With all of the talk of “big data,” it can be hard to remember that there was ever any other kind of data. If you’re not talking about big data — you know, the 4 V’s: volume, variety, velocity, and veracity — you should go back to running your little science fair experiments until you’re ready to get serious. Prevalent though this message may be, it has, at least in health care, stunted our ability to focus on and capture the hidden 5th V of big data: value.
It is hard to understate just how much of a currency data has become in medicine. Whether talking about evidence-based medicine, precision medicine, or genomics, the ability to collect and distill data into information, transform it into knowledge, and use that knowledge to drive effective action is at the heart of what modern medicine seeks to accomplish. The centrality of data to this process has created well-entrenched stakeholders, which is why it comes as no surprise that the conversation around open sharing of research data following publication has shifted into controversial territory.
Testing design assumptions with users is a critical ingredient in user-centered design. In Symcat’s early stages (ca 2012), we thought, for better or worse, that we would identify some eligible test users through Craigslist NYC. We were surprised by just how many people were willing to participate and collected some pretty interesting data in the process. I just stumbled upon it and I suspect much of it is still relevant, so I thought I would share. Get ready for some graphs.

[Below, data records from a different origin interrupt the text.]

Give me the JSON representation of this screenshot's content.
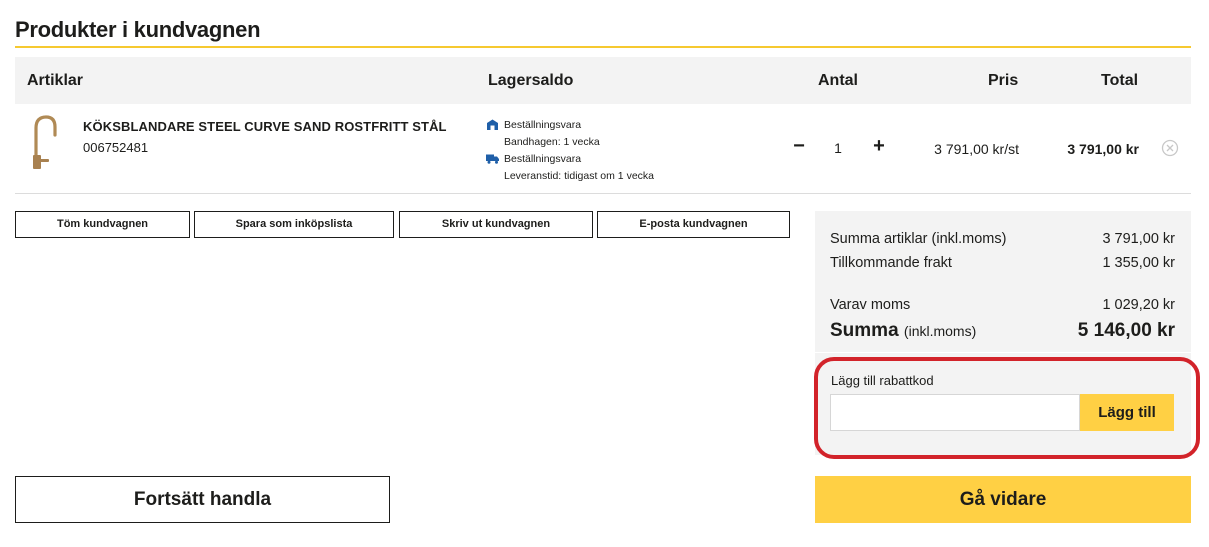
{
  "title": "Produkter i kundvagnen",
  "columns": {
    "article": "Artiklar",
    "stock": "Lagersaldo",
    "quantity": "Antal",
    "price": "Pris",
    "total": "Total"
  },
  "item": {
    "name": "KÖKSBLANDARE STEEL CURVE SAND ROSTFRITT STÅL",
    "number": "006752481",
    "store_status": "Beställningsvara",
    "store_detail": "Bandhagen: 1 vecka",
    "delivery_status": "Beställningsvara",
    "delivery_detail": "Leveranstid: tidigast om 1 vecka",
    "quantity": "1",
    "minus": "−",
    "plus": "+",
    "price": "3 791,00 kr/st",
    "total": "3 791,00 kr"
  },
  "actions": {
    "empty_cart": "Töm kundvagnen",
    "save_list": "Spara som inköpslista",
    "print_cart": "Skriv ut kundvagnen",
    "email_cart": "E-posta kundvagnen"
  },
  "summary": {
    "items_label": "Summa artiklar (inkl.moms)",
    "items_value": "3 791,00 kr",
    "shipping_label": "Tillkommande frakt",
    "shipping_value": "1 355,00 kr",
    "vat_label": "Varav moms",
    "vat_value": "1 029,20 kr",
    "total_label": "Summa",
    "total_note": "(inkl.moms)",
    "total_value": "5 146,00 kr"
  },
  "coupon": {
    "label": "Lägg till rabattkod",
    "placeholder": "",
    "button": "Lägg till"
  },
  "buttons": {
    "continue": "Fortsätt handla",
    "proceed": "Gå vidare"
  },
  "colors": {
    "accent_yellow": "#ffd044",
    "rule_yellow": "#f6c930",
    "highlight_red": "#d2232a",
    "icon_blue": "#1f5fa8"
  }
}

I should begin by acknowledging the authors’ important contribution to elucidating the gap between what symptom checkers may hope to provide and the existing state of the art. Semigren et al adopt a pragmatic approach both by identifying which symptom checkers patients may reasonably find and assessing them in the most intuitive way imaginable: making them take the standardized patient tests we all take in medical school.
Some of the session details (slides below):
Summary: Atrius Health expects a large proportion of commercially insured patients to shift into accountable care arrangements in the near future. The presenters will describe their work to develop new risk models for commercial patients, using both financial claims and Epic data, and compare these against other risk models.
Written with my friend and co-founder of Symcat, David.
We are residents and a software developers. Before starting residency, we spent time as software developers in the startup community. We were witness to tremendous enthusiasm directed at solving problems and engaging people in their health. The number of startups trying to disrupt healthcare using data and technology has grown dramatically and every day established healthcare companies appear eager to feed this frenzy through App and Design Competitions.
Continue reading The Non-Physician’s Guide to Hacking the Health Care System on THCB.
It is no secret that research relies critically on data collection. Whether you’re talking about pharmaceutical research, market research, or outcomes research, successful analysis can only be done with robust data that captures the metrics most relevant to the question at hand. Unfortunately, that degree of data collection can be an expensive proposition, especially when it comes to health care.
Continue reading How the Big Data Trend will Support Medical Research on the Symcat blog.